TASK PROMPT: A word-for-word restatement of all the records is the required answer.

◆ ◆ ◆ ◆ ◆

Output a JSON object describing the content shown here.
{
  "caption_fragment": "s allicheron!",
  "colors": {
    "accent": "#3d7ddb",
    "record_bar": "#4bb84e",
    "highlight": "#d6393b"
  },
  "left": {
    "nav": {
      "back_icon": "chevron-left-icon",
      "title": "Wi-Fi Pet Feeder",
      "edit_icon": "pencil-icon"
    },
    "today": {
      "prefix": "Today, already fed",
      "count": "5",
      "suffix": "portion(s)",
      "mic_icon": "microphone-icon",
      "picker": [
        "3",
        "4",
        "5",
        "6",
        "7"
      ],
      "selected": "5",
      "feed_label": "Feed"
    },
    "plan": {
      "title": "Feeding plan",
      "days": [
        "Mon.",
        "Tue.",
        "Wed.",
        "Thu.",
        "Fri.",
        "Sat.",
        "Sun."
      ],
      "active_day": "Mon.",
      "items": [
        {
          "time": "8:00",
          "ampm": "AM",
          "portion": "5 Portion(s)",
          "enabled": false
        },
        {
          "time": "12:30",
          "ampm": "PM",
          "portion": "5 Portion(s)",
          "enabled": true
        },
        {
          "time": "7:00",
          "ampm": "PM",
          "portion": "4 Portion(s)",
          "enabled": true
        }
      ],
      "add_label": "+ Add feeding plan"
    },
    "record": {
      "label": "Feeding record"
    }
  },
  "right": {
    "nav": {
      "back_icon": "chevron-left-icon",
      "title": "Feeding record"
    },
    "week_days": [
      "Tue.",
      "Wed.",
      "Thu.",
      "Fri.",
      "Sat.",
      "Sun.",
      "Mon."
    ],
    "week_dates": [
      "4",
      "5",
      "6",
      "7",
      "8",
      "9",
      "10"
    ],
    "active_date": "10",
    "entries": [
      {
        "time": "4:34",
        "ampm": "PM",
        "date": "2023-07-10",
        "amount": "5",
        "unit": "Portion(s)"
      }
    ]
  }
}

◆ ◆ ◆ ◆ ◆

RESPONSE TO THIS EXERCISE:
Output a JSON object describing the content shown here.
{
  "caption_fragment": "s allicheron!",
  "colors": {
    "accent": "#3d7ddb",
    "record_bar": "#4bb84e",
    "highlight": "#d6393b"
  },
  "left": {
    "nav": {
      "back_icon": "chevron-left-icon",
      "title": "Wi-Fi Pet Feeder",
      "edit_icon": "pencil-icon"
    },
    "today": {
      "prefix": "Today, already fed",
      "count": "5",
      "suffix": "portion(s)",
      "mic_icon": "microphone-icon",
      "picker": [
        "3",
        "4",
        "5",
        "6",
        "7"
      ],
      "selected": "5",
      "feed_label": "Feed"
    },
    "plan": {
      "title": "Feeding plan",
      "days": [
        "Mon.",
        "Tue.",
        "Wed.",
        "Thu.",
        "Fri.",
        "Sat.",
        "Sun."
      ],
      "active_day": "Mon.",
      "items": [
        {
          "time": "8:00",
          "ampm": "AM",
          "portion": "5 Portion(s)",
          "enabled": false
        },
        {
          "time": "12:30",
          "ampm": "PM",
          "portion": "5 Portion(s)",
          "enabled": true
        },
        {
          "time": "7:00",
          "ampm": "PM",
          "portion": "4 Portion(s)",
          "enabled": true
        }
      ],
      "add_label": "+ Add feeding plan"
    },
    "record": {
      "label": "Feeding record"
    }
  },
  "right": {
    "nav": {
      "back_icon": "chevron-left-icon",
      "title": "Feeding record"
    },
    "week_days": [
      "Tue.",
      "Wed.",
      "Thu.",
      "Fri.",
      "Sat.",
      "Sun.",
      "Mon."
    ],
    "week_dates": [
      "4",
      "5",
      "6",
      "7",
      "8",
      "9",
      "10"
    ],
    "active_date": "10",
    "entries": [
      {
        "time": "4:34",
        "ampm": "PM",
        "date": "2023-07-10",
        "amount": "5",
        "unit": "Portion(s)"
      }
    ]
  }
}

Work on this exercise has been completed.